━━━━━ Records provided ━━━━━

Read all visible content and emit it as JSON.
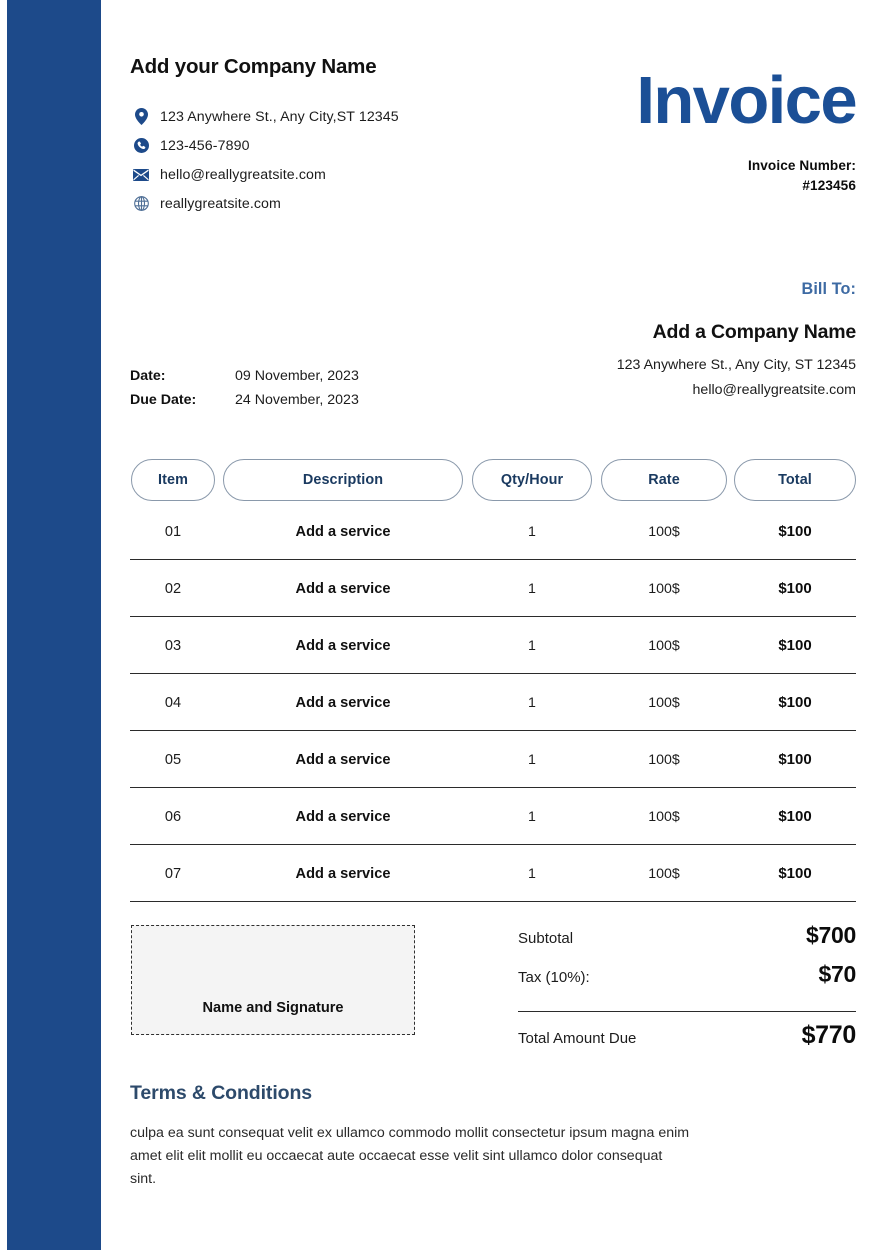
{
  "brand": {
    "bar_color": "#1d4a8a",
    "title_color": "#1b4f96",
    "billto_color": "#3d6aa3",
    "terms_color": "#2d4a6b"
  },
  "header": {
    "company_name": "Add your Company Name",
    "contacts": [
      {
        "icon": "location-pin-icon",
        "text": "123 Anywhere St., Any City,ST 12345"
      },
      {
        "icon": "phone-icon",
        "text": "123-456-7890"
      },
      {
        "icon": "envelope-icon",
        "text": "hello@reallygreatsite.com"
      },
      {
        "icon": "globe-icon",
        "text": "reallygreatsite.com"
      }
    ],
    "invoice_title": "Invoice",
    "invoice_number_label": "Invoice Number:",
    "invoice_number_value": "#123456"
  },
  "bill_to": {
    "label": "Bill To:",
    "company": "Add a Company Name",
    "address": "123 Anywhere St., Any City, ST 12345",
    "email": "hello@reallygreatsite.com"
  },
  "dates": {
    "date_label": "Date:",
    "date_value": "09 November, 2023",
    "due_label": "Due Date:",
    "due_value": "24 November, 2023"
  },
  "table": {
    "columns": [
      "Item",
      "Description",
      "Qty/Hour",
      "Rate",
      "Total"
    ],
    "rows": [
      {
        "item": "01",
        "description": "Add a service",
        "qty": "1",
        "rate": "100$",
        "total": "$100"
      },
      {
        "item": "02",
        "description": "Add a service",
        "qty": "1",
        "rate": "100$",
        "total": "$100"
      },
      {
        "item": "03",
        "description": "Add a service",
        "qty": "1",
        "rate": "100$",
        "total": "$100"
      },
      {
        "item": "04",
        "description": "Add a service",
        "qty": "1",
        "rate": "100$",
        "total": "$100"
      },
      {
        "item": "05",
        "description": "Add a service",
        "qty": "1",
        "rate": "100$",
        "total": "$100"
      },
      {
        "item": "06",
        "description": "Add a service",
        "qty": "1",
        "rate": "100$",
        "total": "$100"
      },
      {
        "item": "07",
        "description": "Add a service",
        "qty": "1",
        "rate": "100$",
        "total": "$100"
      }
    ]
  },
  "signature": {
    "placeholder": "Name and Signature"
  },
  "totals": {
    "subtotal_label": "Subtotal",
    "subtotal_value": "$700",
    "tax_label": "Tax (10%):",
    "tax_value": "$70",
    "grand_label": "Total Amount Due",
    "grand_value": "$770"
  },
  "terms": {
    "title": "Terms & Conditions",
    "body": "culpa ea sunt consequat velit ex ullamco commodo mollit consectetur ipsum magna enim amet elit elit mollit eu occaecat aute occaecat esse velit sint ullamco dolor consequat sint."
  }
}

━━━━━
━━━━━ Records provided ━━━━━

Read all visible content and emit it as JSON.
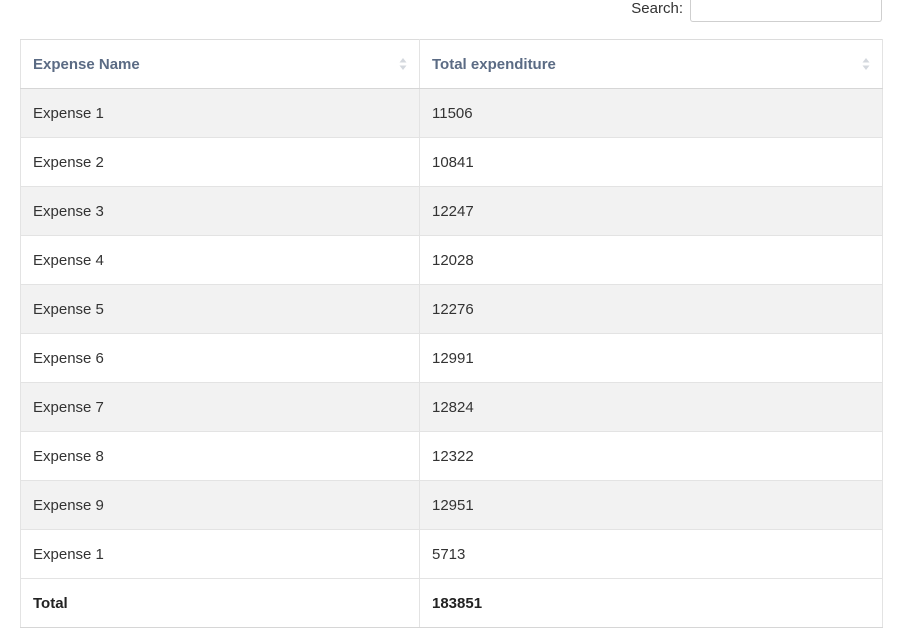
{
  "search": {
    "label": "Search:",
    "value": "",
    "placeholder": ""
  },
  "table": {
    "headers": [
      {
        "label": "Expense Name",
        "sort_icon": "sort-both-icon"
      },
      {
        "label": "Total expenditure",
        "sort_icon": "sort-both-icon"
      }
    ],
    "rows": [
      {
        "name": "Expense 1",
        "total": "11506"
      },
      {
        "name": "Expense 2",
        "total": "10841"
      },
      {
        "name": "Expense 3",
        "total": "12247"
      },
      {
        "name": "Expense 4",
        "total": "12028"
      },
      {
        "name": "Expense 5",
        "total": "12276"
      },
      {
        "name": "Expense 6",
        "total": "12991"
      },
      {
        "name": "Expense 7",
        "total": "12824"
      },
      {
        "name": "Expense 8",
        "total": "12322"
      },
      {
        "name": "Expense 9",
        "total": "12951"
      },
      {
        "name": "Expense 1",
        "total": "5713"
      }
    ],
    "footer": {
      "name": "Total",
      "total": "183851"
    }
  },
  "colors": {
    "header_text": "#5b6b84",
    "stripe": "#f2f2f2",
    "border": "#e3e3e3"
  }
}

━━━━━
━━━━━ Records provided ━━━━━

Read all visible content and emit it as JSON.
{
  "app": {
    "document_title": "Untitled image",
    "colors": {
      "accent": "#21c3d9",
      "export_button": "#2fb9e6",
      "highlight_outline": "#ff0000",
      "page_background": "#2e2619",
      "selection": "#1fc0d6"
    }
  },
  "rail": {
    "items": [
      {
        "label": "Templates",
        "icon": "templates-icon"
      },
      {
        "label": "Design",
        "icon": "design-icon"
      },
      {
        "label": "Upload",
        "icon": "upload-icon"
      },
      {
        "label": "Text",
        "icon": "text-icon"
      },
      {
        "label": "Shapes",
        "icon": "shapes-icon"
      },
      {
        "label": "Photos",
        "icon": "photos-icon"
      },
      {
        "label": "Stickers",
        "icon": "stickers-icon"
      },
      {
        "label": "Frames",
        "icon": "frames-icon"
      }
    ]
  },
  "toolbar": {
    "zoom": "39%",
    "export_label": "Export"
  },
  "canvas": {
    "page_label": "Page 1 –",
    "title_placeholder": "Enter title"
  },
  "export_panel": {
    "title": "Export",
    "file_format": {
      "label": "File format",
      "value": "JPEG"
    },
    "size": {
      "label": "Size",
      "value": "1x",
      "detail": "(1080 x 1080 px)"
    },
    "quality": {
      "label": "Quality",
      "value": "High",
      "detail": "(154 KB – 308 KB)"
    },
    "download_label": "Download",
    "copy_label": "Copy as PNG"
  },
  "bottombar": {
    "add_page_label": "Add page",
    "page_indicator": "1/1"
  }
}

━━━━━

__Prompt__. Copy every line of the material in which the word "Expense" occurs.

__Answer for this exercise__.
        "label": "Expense Name",
        "name": "Expense 1",
        "name": "Expense 2",
        "name": "Expense 3",
        "name": "Expense 4",
        "name": "Expense 5",
        "name": "Expense 6",
        "name": "Expense 7",
        "name": "Expense 8",
        "name": "Expense 9",
        "name": "Expense 1",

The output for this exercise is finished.